[Source records]

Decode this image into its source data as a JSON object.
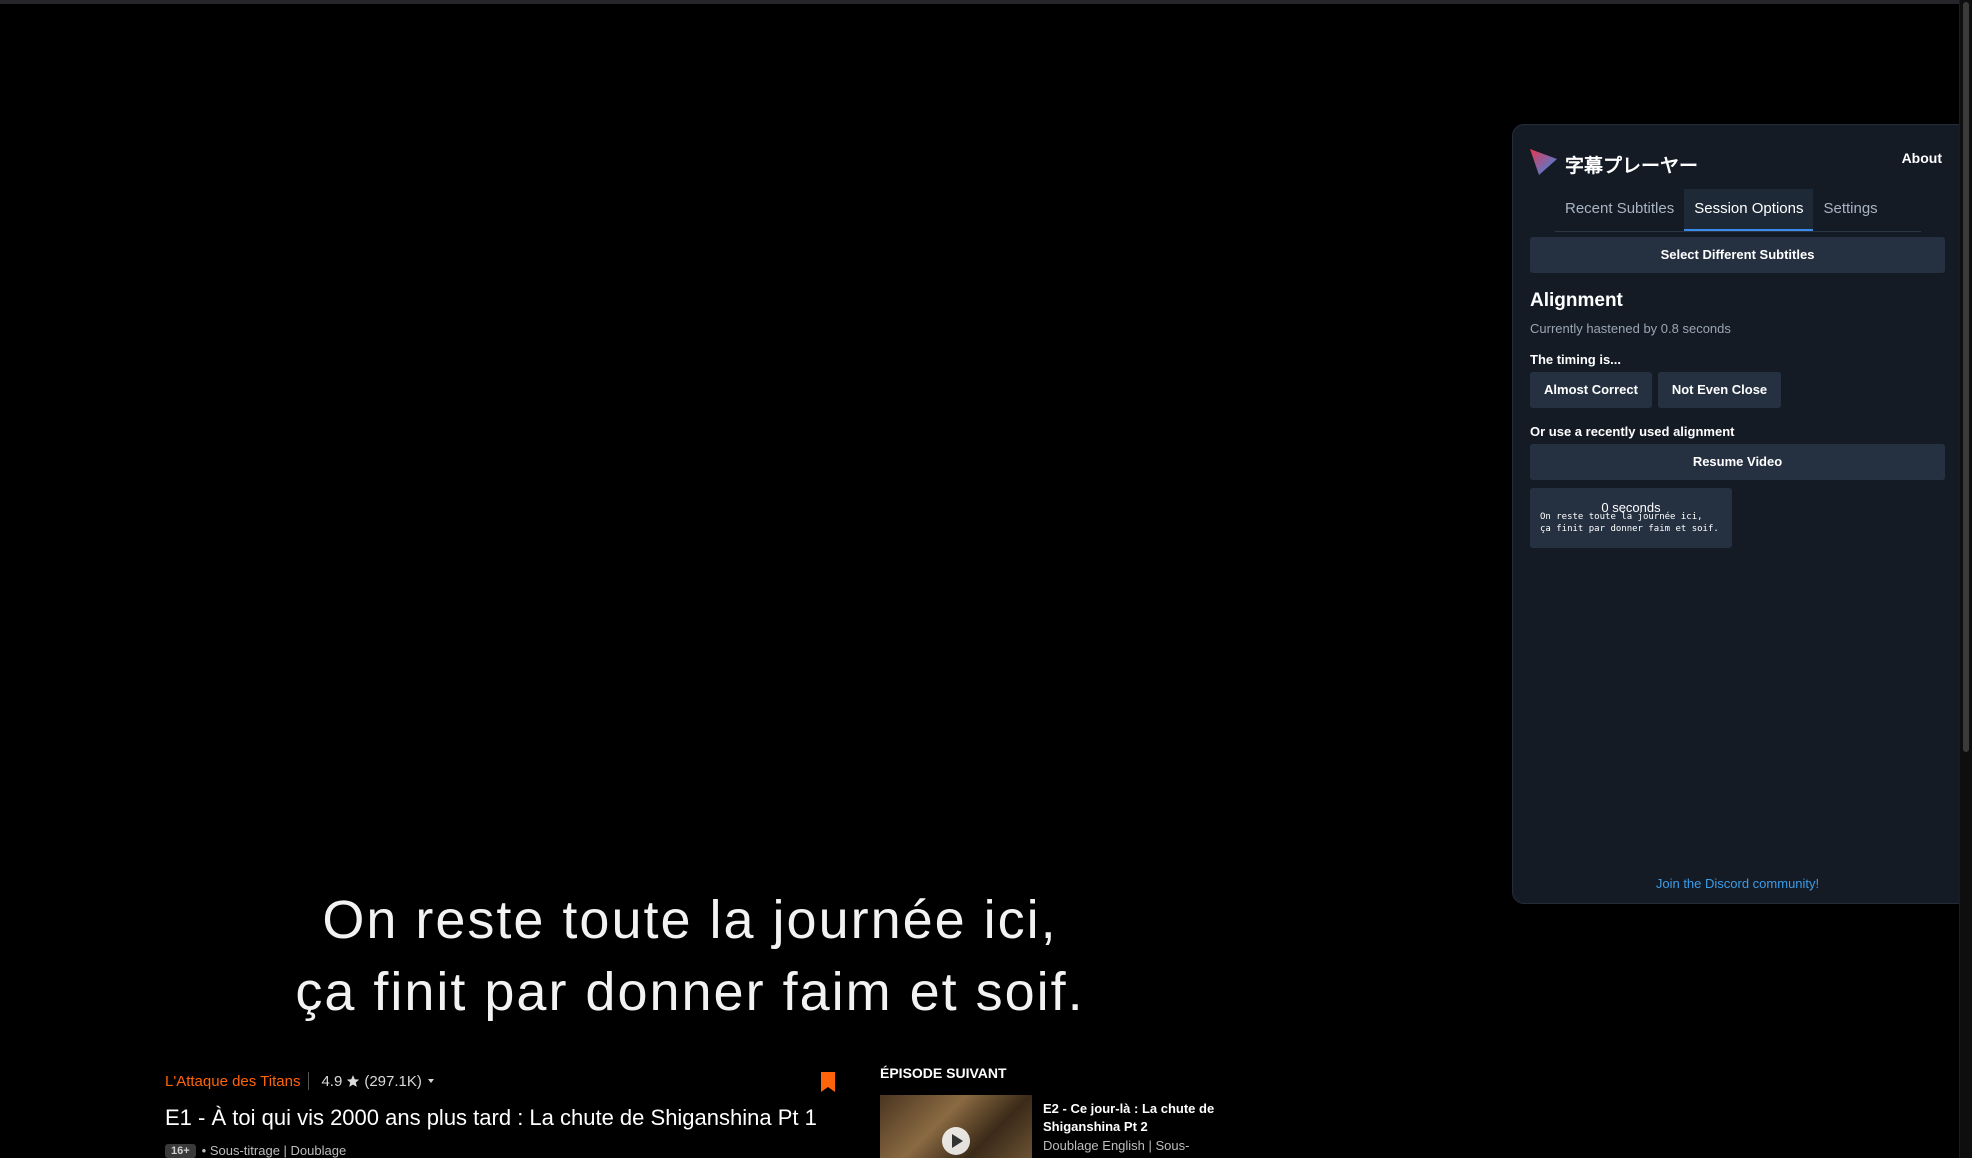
{
  "subtitle": {
    "line1": "On reste toute la journée ici,",
    "line2": "ça finit par donner faim et soif."
  },
  "episode": {
    "series": "L'Attaque des Titans",
    "rating": "4.9",
    "rating_count": "(297.1K)",
    "title": "E1 - À toi qui vis 2000 ans plus tard : La chute de Shiganshina Pt 1",
    "age_badge": "16+",
    "audio": "• Sous-titrage | Doublage"
  },
  "next_episode": {
    "heading": "ÉPISODE SUIVANT",
    "title": "E2 - Ce jour-là : La chute de Shiganshina Pt 2",
    "audio": "Doublage English | Sous-"
  },
  "panel": {
    "app_title": "字幕プレーヤー",
    "about": "About",
    "tabs": [
      {
        "label": "Recent Subtitles"
      },
      {
        "label": "Session Options"
      },
      {
        "label": "Settings"
      }
    ],
    "active_tab": "Session Options",
    "select_subtitles": "Select Different Subtitles",
    "alignment_heading": "Alignment",
    "alignment_status": "Currently hastened by 0.8 seconds",
    "timing_label": "The timing is...",
    "almost_correct": "Almost Correct",
    "not_even_close": "Not Even Close",
    "recent_alignment_label": "Or use a recently used alignment",
    "resume_video": "Resume Video",
    "recent_alignment": {
      "seconds": "0 seconds",
      "preview_line1": "On reste toute la journée ici,",
      "preview_line2": "ça finit par donner faim et soif."
    },
    "discord": "Join the Discord community!"
  },
  "colors": {
    "accent": "#ff640a",
    "panel_bg": "#141b25",
    "button_bg": "#253141",
    "tab_active": "#3b8beb",
    "link": "#3b9ce8"
  },
  "icons": [
    "logo-icon",
    "star-icon",
    "caret-down-icon",
    "bookmark-icon",
    "play-icon"
  ]
}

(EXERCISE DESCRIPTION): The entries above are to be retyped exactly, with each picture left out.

(SOLUTION TO THE PROBLEM):
Decode this image into its source data as a JSON object.
{
  "subtitle": {
    "line1": "On reste toute la journée ici,",
    "line2": "ça finit par donner faim et soif."
  },
  "episode": {
    "series": "L'Attaque des Titans",
    "rating": "4.9",
    "rating_count": "(297.1K)",
    "title": "E1 - À toi qui vis 2000 ans plus tard : La chute de Shiganshina Pt 1",
    "age_badge": "16+",
    "audio": "• Sous-titrage | Doublage"
  },
  "next_episode": {
    "heading": "ÉPISODE SUIVANT",
    "title": "E2 - Ce jour-là : La chute de Shiganshina Pt 2",
    "audio": "Doublage English | Sous-"
  },
  "panel": {
    "app_title": "字幕プレーヤー",
    "about": "About",
    "tabs": [
      {
        "label": "Recent Subtitles"
      },
      {
        "label": "Session Options"
      },
      {
        "label": "Settings"
      }
    ],
    "active_tab": "Session Options",
    "select_subtitles": "Select Different Subtitles",
    "alignment_heading": "Alignment",
    "alignment_status": "Currently hastened by 0.8 seconds",
    "timing_label": "The timing is...",
    "almost_correct": "Almost Correct",
    "not_even_close": "Not Even Close",
    "recent_alignment_label": "Or use a recently used alignment",
    "resume_video": "Resume Video",
    "recent_alignment": {
      "seconds": "0 seconds",
      "preview_line1": "On reste toute la journée ici,",
      "preview_line2": "ça finit par donner faim et soif."
    },
    "discord": "Join the Discord community!"
  },
  "colors": {
    "accent": "#ff640a",
    "panel_bg": "#141b25",
    "button_bg": "#253141",
    "tab_active": "#3b8beb",
    "link": "#3b9ce8"
  },
  "icons": [
    "logo-icon",
    "star-icon",
    "caret-down-icon",
    "bookmark-icon",
    "play-icon"
  ]
}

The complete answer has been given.